This year, there are two candidates for this position, fourth year Business and Law student Amy Fox and second year History and German student Bill Thompson, but neither one really stands out as the obvious choice. Both candidates have rather unspectacular manifestos, a fact some might argue is befitting of the position they hope to hold.
Where Fox hopes to stop fees from increasing at all, Thompson seems more resigned to a coming change in the way Irish students pay for their education and has said he would be open to seeing the Australian scheme being adopted, although that does not match the current SU mandate.
Both candidates stress the importance of cooperation with the University on a number of issues, but it is unclear if either of them have the necessary experience to know what to do if negotiations break down.
Thompson hopes to open more libraries than just the James Joyce on Sundays. While his proposal to re-allocate hour from other days might be accepted as it would not increase labour costs, it may not fix the problem, but just move the problem around to a different time to where it currently is.

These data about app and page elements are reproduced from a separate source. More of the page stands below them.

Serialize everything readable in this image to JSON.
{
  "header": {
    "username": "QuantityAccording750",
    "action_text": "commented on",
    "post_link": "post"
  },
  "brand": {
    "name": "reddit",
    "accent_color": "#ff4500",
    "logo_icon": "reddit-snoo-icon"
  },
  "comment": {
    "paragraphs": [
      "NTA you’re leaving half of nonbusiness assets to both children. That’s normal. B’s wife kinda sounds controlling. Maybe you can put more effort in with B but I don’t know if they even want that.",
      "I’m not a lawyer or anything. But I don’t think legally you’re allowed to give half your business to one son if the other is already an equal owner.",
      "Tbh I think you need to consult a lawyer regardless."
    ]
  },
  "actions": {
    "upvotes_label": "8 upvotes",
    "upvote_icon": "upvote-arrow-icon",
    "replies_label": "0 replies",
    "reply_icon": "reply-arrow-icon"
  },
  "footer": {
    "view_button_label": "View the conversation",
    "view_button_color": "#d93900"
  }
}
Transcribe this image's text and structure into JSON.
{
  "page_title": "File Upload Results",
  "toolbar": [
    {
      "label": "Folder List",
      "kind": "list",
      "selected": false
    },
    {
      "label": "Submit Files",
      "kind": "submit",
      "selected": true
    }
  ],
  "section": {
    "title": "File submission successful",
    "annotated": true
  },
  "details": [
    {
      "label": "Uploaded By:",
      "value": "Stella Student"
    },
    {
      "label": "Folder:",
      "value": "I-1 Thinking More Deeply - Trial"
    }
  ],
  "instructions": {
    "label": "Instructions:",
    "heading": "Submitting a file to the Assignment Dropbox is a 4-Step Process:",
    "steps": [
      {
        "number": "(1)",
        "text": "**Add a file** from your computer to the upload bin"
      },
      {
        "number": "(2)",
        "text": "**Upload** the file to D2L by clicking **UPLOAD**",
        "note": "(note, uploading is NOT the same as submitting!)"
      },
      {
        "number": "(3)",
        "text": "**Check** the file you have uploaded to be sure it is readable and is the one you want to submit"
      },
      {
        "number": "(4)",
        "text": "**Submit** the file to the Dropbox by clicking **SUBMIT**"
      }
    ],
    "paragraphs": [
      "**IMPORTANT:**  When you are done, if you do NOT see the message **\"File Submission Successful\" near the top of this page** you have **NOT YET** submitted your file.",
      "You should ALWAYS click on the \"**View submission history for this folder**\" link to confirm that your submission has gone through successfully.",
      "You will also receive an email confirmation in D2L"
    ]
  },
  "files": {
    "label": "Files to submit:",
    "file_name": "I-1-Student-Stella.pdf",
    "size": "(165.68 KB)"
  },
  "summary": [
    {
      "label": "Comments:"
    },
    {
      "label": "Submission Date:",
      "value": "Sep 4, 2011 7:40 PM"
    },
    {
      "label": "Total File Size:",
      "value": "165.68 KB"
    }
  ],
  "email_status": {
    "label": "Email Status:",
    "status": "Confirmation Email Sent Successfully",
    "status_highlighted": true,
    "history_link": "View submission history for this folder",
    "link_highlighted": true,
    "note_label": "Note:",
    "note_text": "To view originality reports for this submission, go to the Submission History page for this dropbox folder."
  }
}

Fox’s most ambitious goal is arguably her intention to have UCD issue a separate transcript for extra-curricular activities, such as a student’s involvement in societies and sports clubs.
There is certainly a theme this year of the two candidates proposing ideas that have been proposed (and failed) many times before. While it is true that there has been a change in the management structure of the University, a lot of the hurdles to things such as a 24-hour study area are still in place.
One of the biggest criticisms of the previous Education Officers has been their lack of visibility on campus. Fox hopes to become more visible by posting “viral videos” to “highlight issues”, although she admits this is a bit vague. Her idea of holding an education clinic every fortnight in every building seems a little ambitious, but it is a step in the right direction.
Thompson, meanwhile, does not give much information on this in his manifesto beyond the seemingly compulsory claim that he will have more office hours and will be “open and available” to students who need him. He appears to believe that giving more responsibility to class reps will held counteract this.
In what has traditionally been a low-key position in the Union, we have two candidates who have so far failed to make themselves stand out. With low voter turnout already an issue for the Union, it’s hard to imagine either of these candidates inspiring the notoriously apathetic UCD student populace.